|Autumn on the Hudson Valley with Branches|
7. Some of your artwork seems destructive or perhaps a bit melancholic. Is this by design or is our interpretation flawed?I don't set out to make a melancholic artwork, but that seems to be how things turn out. I have conceptual ideas but am also a very process oriented artist, so my work is very much "mine" in that is a channel for my internal state. I am interested in transformation so the destruction is a means to an end, to allow the piece to take on a new form, or create a ground for new things to grow. I like idea that things need to "break down" before there is a "break-through". There is also more and more work out there that references decay and destruction and I think it's also a reflection of the anxiety of our times.
|Still Lives with Crows|
8. What leisure activities do you like to participate in when you are not working? What do you find most relaxing?I like to watch movies, go to museums, read, take walks in the Brooklyn Botanic Garden (I live across the street), get coffee with friends. My favorite leisure activity would be taking a walk in the woods or on the beach, which I haven't had much time to do lately and can be hard to accomplish in the city.

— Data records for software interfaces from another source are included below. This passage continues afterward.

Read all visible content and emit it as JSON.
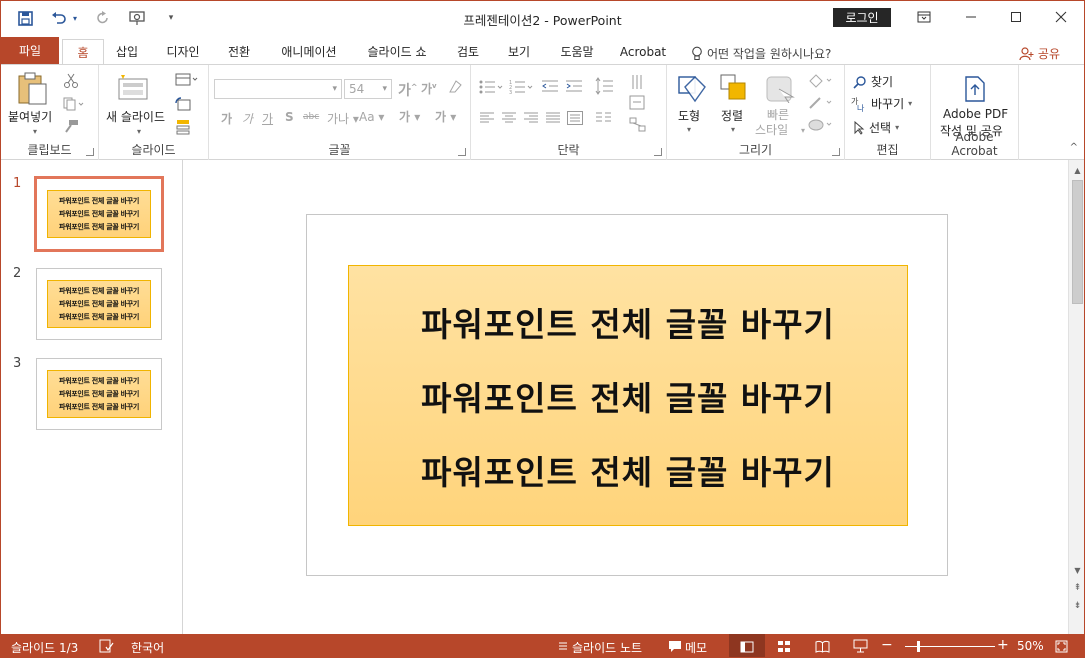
{
  "window": {
    "title": "프레젠테이션2  -  PowerPoint",
    "login_label": "로그인"
  },
  "qat": {
    "save_icon": "save-icon",
    "undo_icon": "undo-icon",
    "redo_icon": "redo-icon",
    "present_icon": "present-from-start-icon",
    "customize_icon": "customize-qat-icon"
  },
  "tabs": [
    {
      "label": "파일"
    },
    {
      "label": "홈"
    },
    {
      "label": "삽입"
    },
    {
      "label": "디자인"
    },
    {
      "label": "전환"
    },
    {
      "label": "애니메이션"
    },
    {
      "label": "슬라이드 쇼"
    },
    {
      "label": "검토"
    },
    {
      "label": "보기"
    },
    {
      "label": "도움말"
    },
    {
      "label": "Acrobat"
    }
  ],
  "tell_me": "어떤 작업을 원하시나요?",
  "share": "공유",
  "ribbon": {
    "clipboard": {
      "paste": "붙여넣기",
      "label": "클립보드"
    },
    "slides": {
      "new_slide": "새 슬라이드",
      "label": "슬라이드"
    },
    "font": {
      "font_size": "54",
      "label": "글꼴"
    },
    "paragraph": {
      "label": "단락"
    },
    "drawing": {
      "shapes": "도형",
      "arrange": "정렬",
      "quick_styles_1": "빠른",
      "quick_styles_2": "스타일",
      "label": "그리기"
    },
    "editing": {
      "find": "찾기",
      "replace": "바꾸기",
      "select": "선택",
      "label": "편집"
    },
    "acrobat": {
      "create_1": "Adobe PDF",
      "create_2": "작성 및 공유",
      "label": "Adobe Acrobat"
    }
  },
  "thumbnails": [
    {
      "num": "1",
      "lines": [
        "파워포인트 전체 글꼴 바꾸기",
        "파워포인트 전체 글꼴 바꾸기",
        "파워포인트 전체 글꼴 바꾸기"
      ]
    },
    {
      "num": "2",
      "lines": [
        "파워포인트 전체 글꼴 바꾸기",
        "파워포인트 전체 글꼴 바꾸기",
        "파워포인트 전체 글꼴 바꾸기"
      ]
    },
    {
      "num": "3",
      "lines": [
        "파워포인트 전체 글꼴 바꾸기",
        "파워포인트 전체 글꼴 바꾸기",
        "파워포인트 전체 글꼴 바꾸기"
      ]
    }
  ],
  "slide": {
    "lines": [
      "파워포인트 전체 글꼴 바꾸기",
      "파워포인트 전체 글꼴 바꾸기",
      "파워포인트 전체 글꼴 바꾸기"
    ]
  },
  "status": {
    "slide_count": "슬라이드 1/3",
    "language": "한국어",
    "notes": "슬라이드 노트",
    "comments": "메모",
    "zoom": "50%"
  },
  "colors": {
    "accent": "#b7472a",
    "box_fill": "#ffd47b",
    "box_border": "#f1b500"
  }
}
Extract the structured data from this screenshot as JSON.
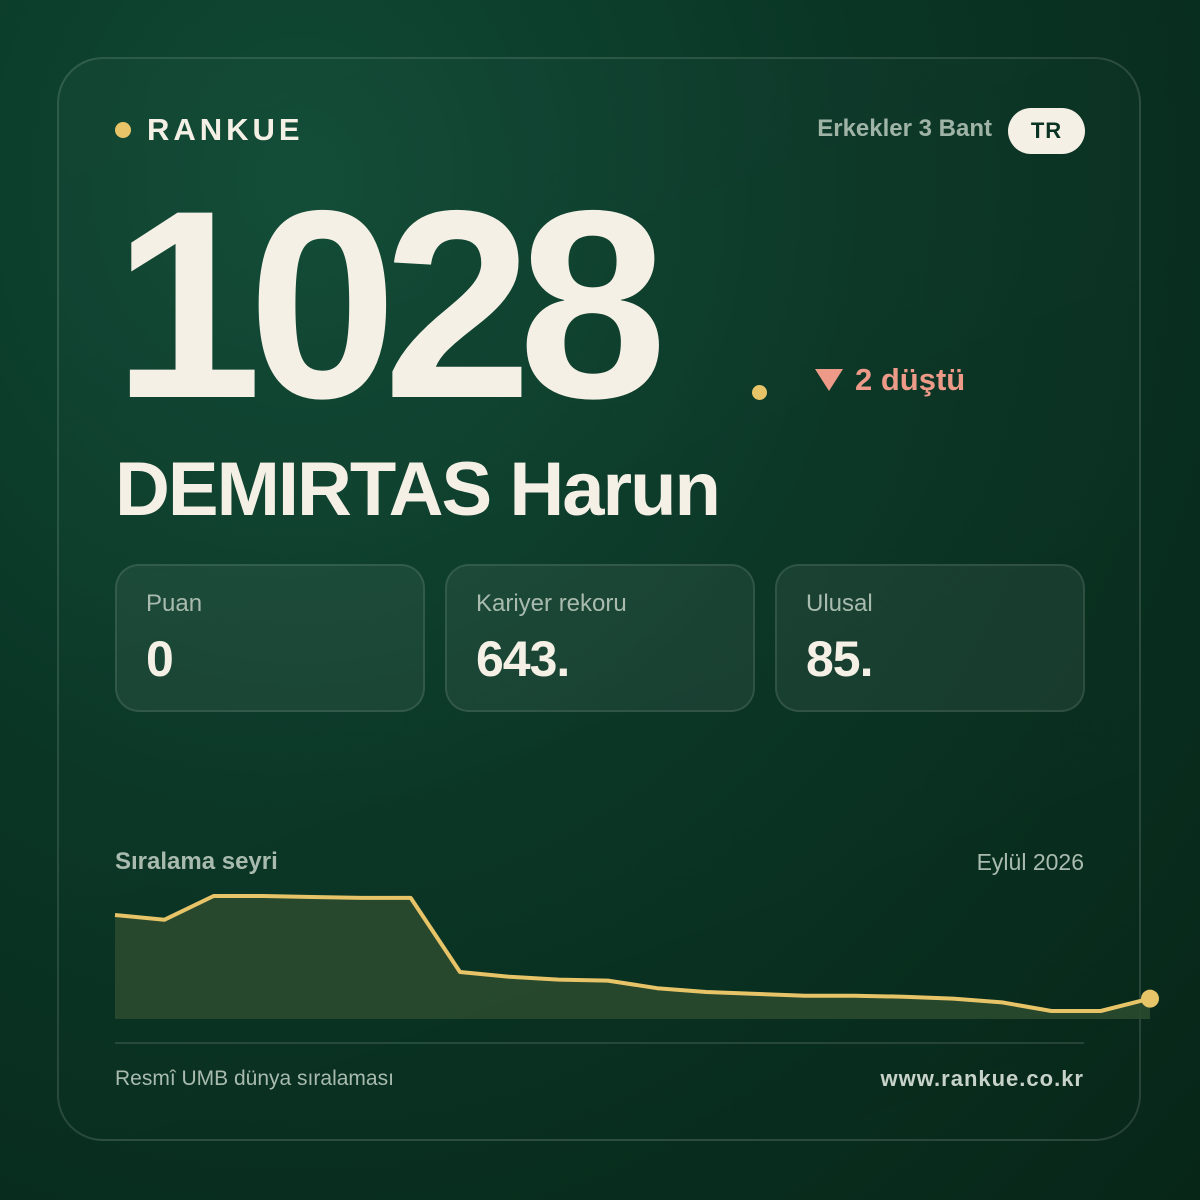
{
  "brand": {
    "name": "RANKUE",
    "accent_color": "#e8c468"
  },
  "header": {
    "category": "Erkekler 3 Bant",
    "country_code": "TR"
  },
  "rank": {
    "value": "1028",
    "change_text": "2 düştü",
    "change_direction": "down",
    "change_color": "#ee9a88",
    "change_icon": "triangle-down-icon"
  },
  "player": {
    "name": "DEMIRTAS Harun"
  },
  "stats": [
    {
      "label": "Puan",
      "value": "0"
    },
    {
      "label": "Kariyer rekoru",
      "value": "643."
    },
    {
      "label": "Ulusal",
      "value": "85."
    }
  ],
  "trend": {
    "title": "Sıralama seyri",
    "date_label": "Eylül 2026"
  },
  "chart_data": {
    "type": "area",
    "y_inverted": true,
    "values": [
      940,
      945,
      920,
      920,
      921,
      922,
      922,
      1000,
      1005,
      1008,
      1009,
      1017,
      1021,
      1023,
      1025,
      1025,
      1026,
      1028,
      1032,
      1041,
      1041,
      1028
    ],
    "line_color": "#e8c468",
    "fill_color": "#2a4a2e"
  },
  "footer": {
    "source": "Resmî UMB dünya sıralaması",
    "url": "www.rankue.co.kr"
  }
}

9. What other artists do you draw inspiration from? If you could work on a joint project with one of them, who would it be and why?
This is a common interview question and I always have trouble answering it. Here's what I wrote for a previous interview (where the artists could be living or dead)
I'm not good with favorites or absolutes, there are so many people it would be amazing to work with but here's what I'm saying today. So today I will say Duchamp and maybe we would just play chess and the collaboration is our moment in time together. I would want to collaborate with someone whose media and work is different than mine, so I'd almost prefer a writer or a film-maker, like Hitchcock or Edgar Allen Poe. I don't know what the final result would be, I think that is the specialness of collaboration, that it is something completely unexpected brought about by conversation. Maybe if Poe were alive he would write a story about a painting that kills people when they look at it, maybe someone has already written this story. Then I try to make the painting which Poe looks at and then rewrites the story to include me and the new painting and then that influences how I change the painting and somehow I get caught in his story and can only get out by destroying the painting or killing Poe. Then Hitchock makes a movie about it. Or maybe that is more of a collaboration to do with Italo Calvino and Charlie Kaufman.
10. What are your future plans as an artist? Any dream project that you would absolutely love to work on?
As I am often recreating artworks from American art history, I have been wanting to work within museum collections for a while. I am very excited about the project I am working on now which will be shown in May 2013. I am creating three special projects in three historic early American period rooms in the Brooklyn Museum titled "Alternative Histories". I would love to work in the future with more museums. A dream venue would be the Metropolitan Museum of Art where I would insert one of my pieces within their American Collection.
11. One piece of advice that you would like to give to budding and aspiring artists?
Plan to make your best work when you are 90 years old. A fast rising star has far to fall so it is not always the best trajectory. Don't be under the illusion that you will make a fortune off your work, only a very small percentage of artists do that while the majority of artists will have to work a second job like teaching or art handling. Stay close to your community of artist peers and be generous with sharing information. Your peers will your biggest support.
Thanks Valerie for taking out the time and doing this interview with us. We'd like to wish you the very best for the future.
Stay tuned for more inspiring interview from E-junkie.